There’s a major hurdle to this kind of change, however: labor’s partnerships with the fossil fuel industry. In 2009, LIUNA and 14 other unions signed onto the “Oil and Natural Gas Industry Labor-Management Committee” with the American Petroleum Institute, billed as “the first time that the oil and natural gas industry and its labor unions have agreed to work together formally.” Among the key functions of the partnership is to push for approval of projects such as the Keystone XL pipeline and natural-gas “fracking” in the Marcellus Shale. In 2012, the BCTD and four other unions belonging to the new partnership spent more than $1.5 million in lobbying for the pipeline.
While there may be short-term benefits to such partnerships, critics argue that in the long-term, unions are sabotaging themselves by allying with industry. Bob Wages, former president of the now-disbanded Oil, Chemical and Atomic Workers union (OCAW), notes that the American Petroleum Institute is not merely the bete noir of liberal environmentalists but also has a staunchly anti-worker record. “The API has fought every step of the way on every initiative to protect worker safety and health,” Wages says. “For a labor union to sign on with API is beyond astonishing.”

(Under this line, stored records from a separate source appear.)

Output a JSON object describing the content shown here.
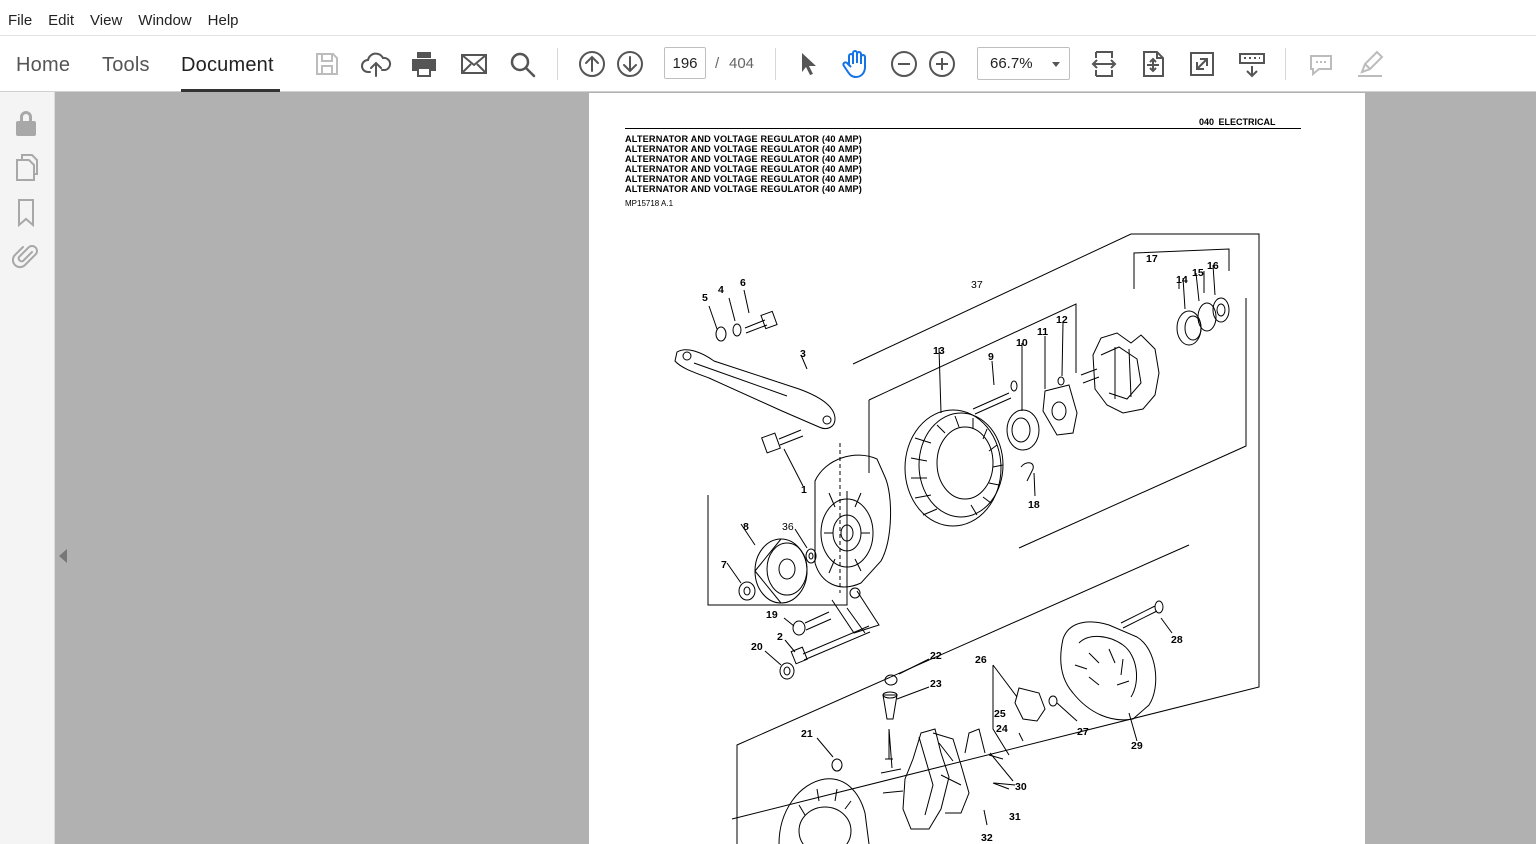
{
  "menubar": {
    "items": [
      "File",
      "Edit",
      "View",
      "Window",
      "Help"
    ]
  },
  "toolbar": {
    "tabs": [
      "Home",
      "Tools",
      "Document"
    ],
    "active_tab": "Document",
    "icons": [
      "save-icon",
      "upload-cloud-icon",
      "print-icon",
      "email-icon",
      "search-icon",
      "page-up-icon",
      "page-down-icon",
      "select-cursor-icon",
      "hand-tool-icon",
      "zoom-out-icon",
      "zoom-in-icon",
      "fit-width-icon",
      "fit-page-icon",
      "full-screen-icon",
      "scroll-mode-icon",
      "comment-icon",
      "highlight-pen-icon"
    ],
    "page_current": "196",
    "page_separator": "/",
    "page_total": "404",
    "zoom_value": "66.7%",
    "hand_tool_color": "#1473e6"
  },
  "left_panel": {
    "icons": [
      "lock-icon",
      "pages-icon",
      "bookmark-icon",
      "attachment-icon"
    ]
  },
  "document": {
    "section": "040  ELECTRICAL",
    "titles": [
      "ALTERNATOR AND VOLTAGE REGULATOR (40 AMP)",
      "ALTERNATOR AND VOLTAGE REGULATOR (40 AMP)",
      "ALTERNATOR AND VOLTAGE REGULATOR (40 AMP)",
      "ALTERNATOR AND VOLTAGE REGULATOR (40 AMP)",
      "ALTERNATOR AND VOLTAGE REGULATOR (40 AMP)",
      "ALTERNATOR AND VOLTAGE REGULATOR (40 AMP)"
    ],
    "ref_code": "MP15718 A.1",
    "callouts": {
      "c1": "1",
      "c2": "2",
      "c3": "3",
      "c4": "4",
      "c5": "5",
      "c6": "6",
      "c7": "7",
      "c8": "8",
      "c9": "9",
      "c10": "10",
      "c11": "11",
      "c12": "12",
      "c13": "13",
      "c14": "14",
      "c15": "15",
      "c16": "16",
      "c17": "17",
      "c18": "18",
      "c19": "19",
      "c20": "20",
      "c21": "21",
      "c22": "22",
      "c23": "23",
      "c24": "24",
      "c25": "25",
      "c26": "26",
      "c27": "27",
      "c28": "28",
      "c29": "29",
      "c30": "30",
      "c31": "31",
      "c32": "32",
      "c36": "36",
      "c37": "37"
    }
  }
}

The picture isn’t altogether bleak. Four labor groups — the Amalgamated Transit Union, the Transport Workers Union, National Nurses United and the National Domestic Workers Alliance—have formally opposed the pipeline, although unions who support it are quick to point out that these groups have no stake in the project. Members of the Communications Workers of America (CWA) and other unions marched alongside the Sierra Club and 350.org during a massive climate rally in February. And outside of the Keystone XL fight, “there’s a lot happening where unions and environmental groups are working together for common purpose — you just don’t hear about it,” says Kenneth Peres, the CWA’s chief economist, citing the successful push last year by unions and environmental groups to increase fuel efficiency standards for automobiles, during which the United Auto Workers reversed a long-held position against such regulations.
And while divisions over the pipeline may look like the coup de grace for ailing blue-green alliances, Uehlein believes that there’s still room for evolution on both sides. LIUNA, for example, is one of a handful of unions that have endorsed timelines for carbon reduction, and he emphasizes that it would be foolish for environmentalists to discount unions currently on the other side of the pipeline fight as allies in the long-term.
“When you’re working on a big campaign like this, you polarize the issue — that’s just what you do,” Uehlein says. “But it’s important for the environmental movement to remember that there are no permanent enemies. We aren’t going to win the fight against climate change without working people.”
Note: CWA and the UAW are website sponsors of In These Times.
Rebecca Burns is an In These Times contributing editor and award-winning investigative reporter. Her work has appeared in Bloomberg, the Chicago Reader, ProPublica, The Intercept, and USA Today. Follow her on Twitter @rejburns.